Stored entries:
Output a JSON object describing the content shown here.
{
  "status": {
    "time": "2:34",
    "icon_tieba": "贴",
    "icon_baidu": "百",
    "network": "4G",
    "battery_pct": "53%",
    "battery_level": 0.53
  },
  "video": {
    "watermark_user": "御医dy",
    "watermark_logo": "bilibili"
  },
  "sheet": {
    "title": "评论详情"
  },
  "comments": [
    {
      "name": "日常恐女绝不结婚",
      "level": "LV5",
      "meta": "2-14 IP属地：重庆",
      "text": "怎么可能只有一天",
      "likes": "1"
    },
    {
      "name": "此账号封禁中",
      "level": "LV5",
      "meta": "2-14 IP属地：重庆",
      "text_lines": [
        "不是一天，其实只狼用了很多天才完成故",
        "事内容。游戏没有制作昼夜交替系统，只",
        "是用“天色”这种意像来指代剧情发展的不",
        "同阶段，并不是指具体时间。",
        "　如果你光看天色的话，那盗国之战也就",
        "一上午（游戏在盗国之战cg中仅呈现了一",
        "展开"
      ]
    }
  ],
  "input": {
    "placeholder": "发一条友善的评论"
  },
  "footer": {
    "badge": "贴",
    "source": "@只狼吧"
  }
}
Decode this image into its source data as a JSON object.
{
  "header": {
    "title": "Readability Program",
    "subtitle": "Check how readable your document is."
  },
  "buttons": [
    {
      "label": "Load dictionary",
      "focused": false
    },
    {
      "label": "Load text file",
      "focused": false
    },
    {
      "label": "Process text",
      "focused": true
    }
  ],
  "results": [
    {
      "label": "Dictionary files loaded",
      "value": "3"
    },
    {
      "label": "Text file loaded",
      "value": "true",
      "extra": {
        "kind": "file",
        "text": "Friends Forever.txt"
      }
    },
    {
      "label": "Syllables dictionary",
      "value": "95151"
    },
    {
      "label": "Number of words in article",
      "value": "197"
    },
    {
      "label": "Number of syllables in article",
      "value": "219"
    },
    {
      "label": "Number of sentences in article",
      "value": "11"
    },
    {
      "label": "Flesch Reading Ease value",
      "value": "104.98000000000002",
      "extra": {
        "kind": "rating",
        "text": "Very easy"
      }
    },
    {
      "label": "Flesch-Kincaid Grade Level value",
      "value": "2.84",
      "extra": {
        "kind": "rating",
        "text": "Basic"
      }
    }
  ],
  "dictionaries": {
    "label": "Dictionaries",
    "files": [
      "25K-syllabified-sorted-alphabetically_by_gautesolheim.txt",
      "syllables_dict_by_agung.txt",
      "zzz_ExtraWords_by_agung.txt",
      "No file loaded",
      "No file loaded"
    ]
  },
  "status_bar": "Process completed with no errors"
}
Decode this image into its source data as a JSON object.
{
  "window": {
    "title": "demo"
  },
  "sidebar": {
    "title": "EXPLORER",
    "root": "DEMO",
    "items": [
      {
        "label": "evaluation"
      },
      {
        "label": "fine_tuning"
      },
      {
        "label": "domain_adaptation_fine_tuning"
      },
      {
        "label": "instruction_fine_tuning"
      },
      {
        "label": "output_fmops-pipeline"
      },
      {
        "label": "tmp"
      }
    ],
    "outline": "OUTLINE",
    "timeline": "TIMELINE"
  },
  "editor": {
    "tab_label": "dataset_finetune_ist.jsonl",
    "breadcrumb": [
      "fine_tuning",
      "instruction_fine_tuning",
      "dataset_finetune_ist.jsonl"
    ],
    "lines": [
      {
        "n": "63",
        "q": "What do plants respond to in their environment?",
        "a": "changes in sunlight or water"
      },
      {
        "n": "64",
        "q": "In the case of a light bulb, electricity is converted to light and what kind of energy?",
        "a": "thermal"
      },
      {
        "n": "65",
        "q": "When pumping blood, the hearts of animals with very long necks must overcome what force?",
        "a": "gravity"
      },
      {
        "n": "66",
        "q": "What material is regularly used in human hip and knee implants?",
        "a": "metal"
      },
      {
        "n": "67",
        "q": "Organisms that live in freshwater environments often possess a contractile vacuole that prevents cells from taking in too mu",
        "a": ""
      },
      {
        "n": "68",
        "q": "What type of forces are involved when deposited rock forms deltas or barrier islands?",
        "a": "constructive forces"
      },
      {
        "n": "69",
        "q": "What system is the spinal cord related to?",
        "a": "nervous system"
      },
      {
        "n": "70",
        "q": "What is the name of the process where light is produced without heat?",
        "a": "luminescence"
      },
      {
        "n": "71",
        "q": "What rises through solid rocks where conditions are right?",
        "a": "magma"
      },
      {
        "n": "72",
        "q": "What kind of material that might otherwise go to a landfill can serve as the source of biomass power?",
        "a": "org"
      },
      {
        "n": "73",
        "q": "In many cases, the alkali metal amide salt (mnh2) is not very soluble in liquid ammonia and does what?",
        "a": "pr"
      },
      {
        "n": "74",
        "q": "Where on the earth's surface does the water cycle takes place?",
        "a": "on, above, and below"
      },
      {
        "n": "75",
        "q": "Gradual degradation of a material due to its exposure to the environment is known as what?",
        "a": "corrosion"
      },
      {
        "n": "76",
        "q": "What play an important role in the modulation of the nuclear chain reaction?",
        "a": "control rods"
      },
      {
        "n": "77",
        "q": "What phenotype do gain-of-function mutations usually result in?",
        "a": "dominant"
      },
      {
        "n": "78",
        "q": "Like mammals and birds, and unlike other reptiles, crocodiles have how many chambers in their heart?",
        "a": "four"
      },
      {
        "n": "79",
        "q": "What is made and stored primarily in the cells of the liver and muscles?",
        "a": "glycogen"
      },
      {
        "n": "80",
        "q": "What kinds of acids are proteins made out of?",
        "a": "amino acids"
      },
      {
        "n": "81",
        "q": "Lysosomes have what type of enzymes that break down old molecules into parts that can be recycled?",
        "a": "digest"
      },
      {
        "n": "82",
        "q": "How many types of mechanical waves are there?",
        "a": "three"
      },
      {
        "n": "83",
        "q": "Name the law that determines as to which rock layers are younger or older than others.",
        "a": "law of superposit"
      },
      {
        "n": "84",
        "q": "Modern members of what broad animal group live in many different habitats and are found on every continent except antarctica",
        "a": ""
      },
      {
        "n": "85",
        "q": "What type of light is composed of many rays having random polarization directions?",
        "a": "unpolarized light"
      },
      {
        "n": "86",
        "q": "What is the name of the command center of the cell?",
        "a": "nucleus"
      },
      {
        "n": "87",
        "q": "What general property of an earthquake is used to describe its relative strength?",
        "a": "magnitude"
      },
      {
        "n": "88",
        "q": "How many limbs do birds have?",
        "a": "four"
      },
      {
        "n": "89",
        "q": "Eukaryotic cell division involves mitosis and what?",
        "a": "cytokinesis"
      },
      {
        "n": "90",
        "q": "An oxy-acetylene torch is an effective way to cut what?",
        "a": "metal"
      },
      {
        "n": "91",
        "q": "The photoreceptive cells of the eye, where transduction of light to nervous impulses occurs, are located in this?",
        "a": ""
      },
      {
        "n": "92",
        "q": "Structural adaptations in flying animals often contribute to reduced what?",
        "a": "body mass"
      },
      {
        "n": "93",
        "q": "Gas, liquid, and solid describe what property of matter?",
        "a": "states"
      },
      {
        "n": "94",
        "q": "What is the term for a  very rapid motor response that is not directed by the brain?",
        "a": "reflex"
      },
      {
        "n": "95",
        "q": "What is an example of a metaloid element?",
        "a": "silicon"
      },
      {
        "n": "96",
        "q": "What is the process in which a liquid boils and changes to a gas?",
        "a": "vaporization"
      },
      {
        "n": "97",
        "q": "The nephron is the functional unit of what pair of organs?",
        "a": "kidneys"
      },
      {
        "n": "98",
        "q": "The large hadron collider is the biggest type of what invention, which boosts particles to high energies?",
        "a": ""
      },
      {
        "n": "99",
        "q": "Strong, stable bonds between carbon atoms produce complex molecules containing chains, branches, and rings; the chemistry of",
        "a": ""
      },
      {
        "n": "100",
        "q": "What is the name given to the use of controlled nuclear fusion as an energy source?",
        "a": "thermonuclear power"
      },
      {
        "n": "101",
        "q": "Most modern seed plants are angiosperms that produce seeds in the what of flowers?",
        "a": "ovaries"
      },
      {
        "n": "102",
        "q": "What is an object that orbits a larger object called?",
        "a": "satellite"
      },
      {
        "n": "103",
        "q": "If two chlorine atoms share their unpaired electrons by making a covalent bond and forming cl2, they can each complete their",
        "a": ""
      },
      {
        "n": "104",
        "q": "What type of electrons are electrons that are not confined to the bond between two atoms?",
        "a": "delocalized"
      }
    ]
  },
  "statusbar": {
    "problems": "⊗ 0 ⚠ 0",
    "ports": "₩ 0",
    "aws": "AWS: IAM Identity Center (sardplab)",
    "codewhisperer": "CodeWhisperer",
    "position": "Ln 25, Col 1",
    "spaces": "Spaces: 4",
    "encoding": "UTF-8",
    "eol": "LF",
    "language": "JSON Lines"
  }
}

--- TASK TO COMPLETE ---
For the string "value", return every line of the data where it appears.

--- RESPONSE ---
      "value": "3"
      "value": "true",
      "value": "95151"
      "value": "197"
      "value": "219"
      "value": "11"
      "label": "Flesch Reading Ease value",
      "value": "104.98000000000002",
      "label": "Flesch-Kincaid Grade Level value",
      "value": "2.84",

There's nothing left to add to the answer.